### TASK DETAILS:
Beginning with the line where "Give me the" appears, restate each line word for word until the data ends. Pictures do not go in.
▬▬▬
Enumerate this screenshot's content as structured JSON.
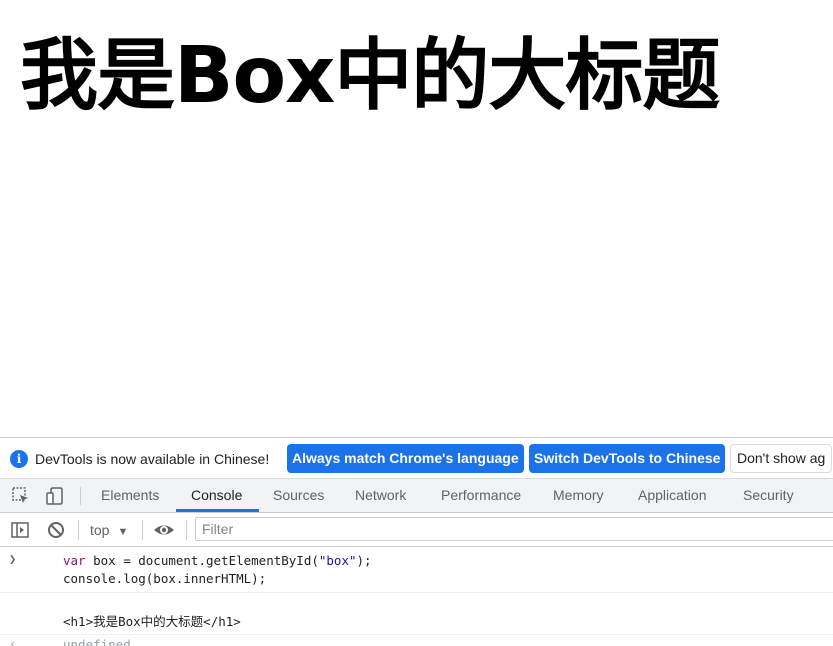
{
  "page": {
    "heading": "我是Box中的大标题"
  },
  "devtools": {
    "infobar": {
      "message": "DevTools is now available in Chinese!",
      "match_language_label": "Always match Chrome's language",
      "switch_label": "Switch DevTools to Chinese",
      "dont_show_label": "Don't show ag"
    },
    "tabs": [
      {
        "label": "Elements"
      },
      {
        "label": "Console"
      },
      {
        "label": "Sources"
      },
      {
        "label": "Network"
      },
      {
        "label": "Performance"
      },
      {
        "label": "Memory"
      },
      {
        "label": "Application"
      },
      {
        "label": "Security"
      }
    ],
    "active_tab": "Console",
    "toolbar": {
      "context": "top",
      "filter_placeholder": "Filter"
    },
    "console": {
      "input_lines": {
        "line1_kw": "var",
        "line1_a": " box = document.getElementById(",
        "line1_str": "\"box\"",
        "line1_b": ");",
        "line2": "console.log(box.innerHTML);"
      },
      "output": "<h1>我是Box中的大标题</h1>",
      "partial": "undefined"
    },
    "colors": {
      "accent": "#1a73e8",
      "keyword": "#881280",
      "string": "#1a1aa6"
    },
    "icons": [
      "info-icon",
      "inspect-element-icon",
      "device-toolbar-icon",
      "sidebar-toggle-icon",
      "clear-console-icon",
      "eye-icon"
    ]
  }
}
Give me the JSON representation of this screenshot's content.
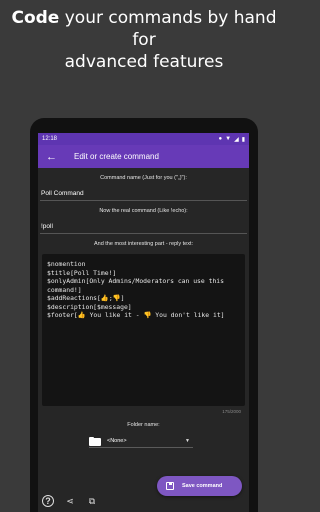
{
  "headline": {
    "bold": "Code",
    "rest_line1": " your commands by hand for",
    "line2": "advanced features"
  },
  "statusbar": {
    "time": "12:18",
    "icons": [
      "settings-dot-icon",
      "wifi-icon",
      "signal-icon",
      "battery-icon"
    ]
  },
  "appbar": {
    "back_icon": "←",
    "title": "Edit or create command"
  },
  "form": {
    "name_label": "Command name (Just for you (\"„)\"):",
    "name_value": "Poll Command",
    "real_label": "Now the real command (Like !echo):",
    "real_value": "!poll",
    "reply_label": "And the most interesting part - reply text:",
    "reply_text": "$nomention\n$title[Poll Time!]\n$onlyAdmin[Only Admins/Moderators can use this command!]\n$addReactions[👍;👎]\n$description[$message]\n$footer[👍 You like it - 👎 You don't like it]",
    "counter": "175/2000",
    "folder_label": "Folder name:",
    "folder_value": "<None>"
  },
  "fab": {
    "label": "Save command"
  },
  "bottombar": {
    "help": "?",
    "share": "⋖",
    "copy": "⧉"
  }
}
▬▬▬
### EXERCISE RESPONSE:
Give me the JSON representation of this screenshot's content.
{
  "headline": {
    "bold": "Code",
    "rest_line1": " your commands by hand for",
    "line2": "advanced features"
  },
  "statusbar": {
    "time": "12:18",
    "icons": [
      "settings-dot-icon",
      "wifi-icon",
      "signal-icon",
      "battery-icon"
    ]
  },
  "appbar": {
    "back_icon": "←",
    "title": "Edit or create command"
  },
  "form": {
    "name_label": "Command name (Just for you (\"„)\"):",
    "name_value": "Poll Command",
    "real_label": "Now the real command (Like !echo):",
    "real_value": "!poll",
    "reply_label": "And the most interesting part - reply text:",
    "reply_text": "$nomention\n$title[Poll Time!]\n$onlyAdmin[Only Admins/Moderators can use this command!]\n$addReactions[👍;👎]\n$description[$message]\n$footer[👍 You like it - 👎 You don't like it]",
    "counter": "175/2000",
    "folder_label": "Folder name:",
    "folder_value": "<None>"
  },
  "fab": {
    "label": "Save command"
  },
  "bottombar": {
    "help": "?",
    "share": "⋖",
    "copy": "⧉"
  }
}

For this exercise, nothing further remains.